How many endonucleases are there?
Traditionally, four types of restriction enzymes are recognized, designated I, II, III, and IV, which differ primarily in structure, cleavage site, specificity, and cofactors.
Why are sticky ends better than blunt ends?
These overhangs are most often generated by a staggered cut of restriction enzymes. Sticky ends are generally more desired in cloning technology where a DNA ligase is used to join two DNA fragments into one, because the yield and specificity of ligation using sticky ends is significantly higher that with blunt ends.
What is the difference between a blunt end and a sticky end?
Question: What is the difference between Blunt ends and sticky ends? Answer: Blunt Ends : A straight cut, down through the DNA that results in a flat pair of bases on the ends of the DNA. Sticky Ends : Staggered ends on a DNA molecule with short, single-stranded overhangs.

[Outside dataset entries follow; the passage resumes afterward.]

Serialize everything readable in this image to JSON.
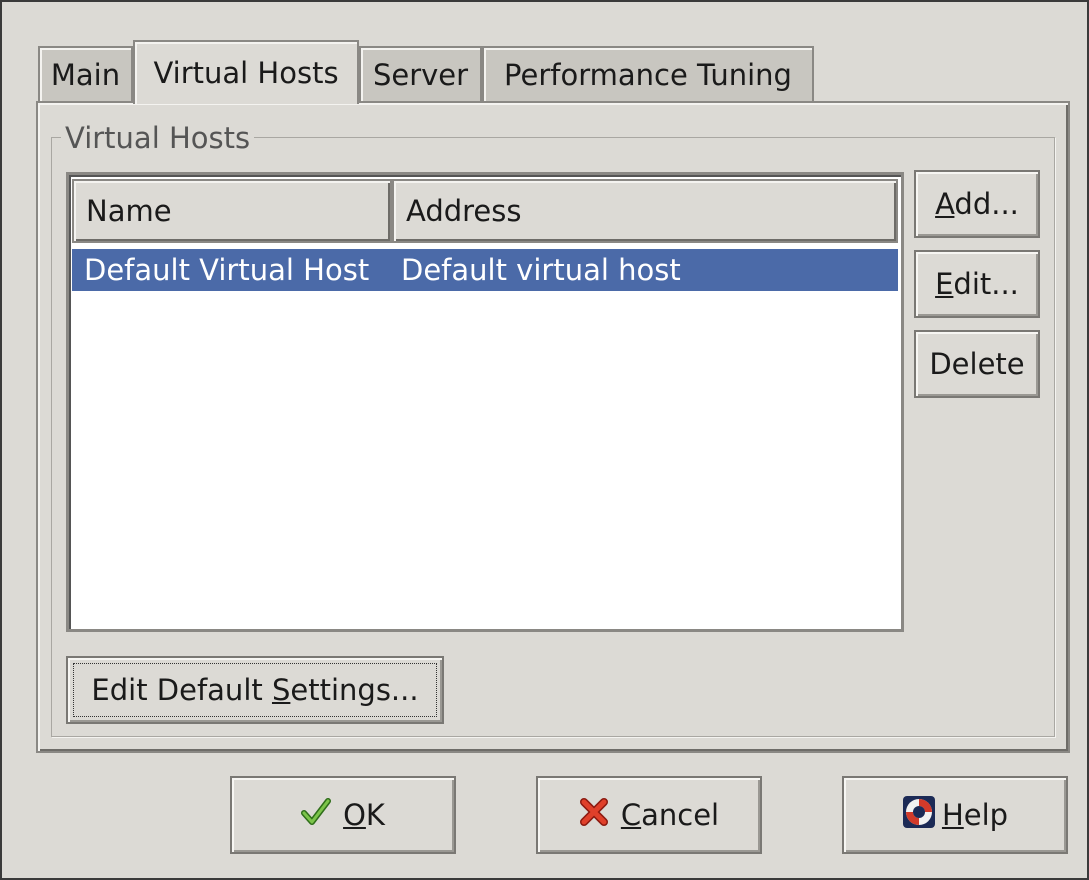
{
  "tabs": [
    {
      "label": "Main"
    },
    {
      "label": "Virtual Hosts"
    },
    {
      "label": "Server"
    },
    {
      "label": "Performance Tuning"
    }
  ],
  "group": {
    "label": "Virtual Hosts"
  },
  "list": {
    "columns": [
      {
        "label": "Name"
      },
      {
        "label": "Address"
      }
    ],
    "rows": [
      {
        "name": "Default Virtual Host",
        "address": "Default virtual host",
        "selected": true
      }
    ]
  },
  "side_buttons": {
    "add": {
      "mnemonic": "A",
      "rest": "dd..."
    },
    "edit": {
      "mnemonic": "E",
      "rest": "dit..."
    },
    "delete": {
      "label": "Delete"
    }
  },
  "edit_default": {
    "before": "Edit Default ",
    "mnemonic": "S",
    "after": "ettings..."
  },
  "dialog_buttons": {
    "ok": {
      "mnemonic": "O",
      "rest": "K",
      "icon": "check-icon"
    },
    "cancel": {
      "mnemonic": "C",
      "rest": "ancel",
      "icon": "x-icon"
    },
    "help": {
      "mnemonic": "H",
      "rest": "elp",
      "icon": "lifebuoy-icon"
    }
  },
  "colors": {
    "selection": "#4b6aa8",
    "window_bg": "#dcdad5"
  }
}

Can blunt ends be ligated?
Blunt end ligation does not involve base-pairing of the protruding ends, so any blunt end may be ligated to another blunt end. Blunt ends may be generated by restriction enzymes such as SmaI and EcoRV.
Why are they called sticky ends?
The ends in this case refer to the ends of the DNA strands. Depending on where and how the restriction enzyme cuts, it will produce either sticky ends or blunt ends. Sticky ends get their name because they have overlaps that allow the two ends to base-pair and join together with another DNA strand.
What is meant by sticky ends?
After digestion of a DNA with certain Restriction enzymes, the ends left have one strand overhanging the other to form a short (typically 4 nt) single-stranded segment. This overhang will easily re-attach to other ends like it, and are thus known as “Sticky ends”.
Which enzyme produces a blunt end?
Many restriction enzymes make staggered cuts, producing ends with single-stranded DNA overhangs. However, some produce blunt ends. DNA ligase is a DNA-joining enzyme. If two pieces of DNA have matching ends, ligase can link them to form a single, unbroken molecule of DNA.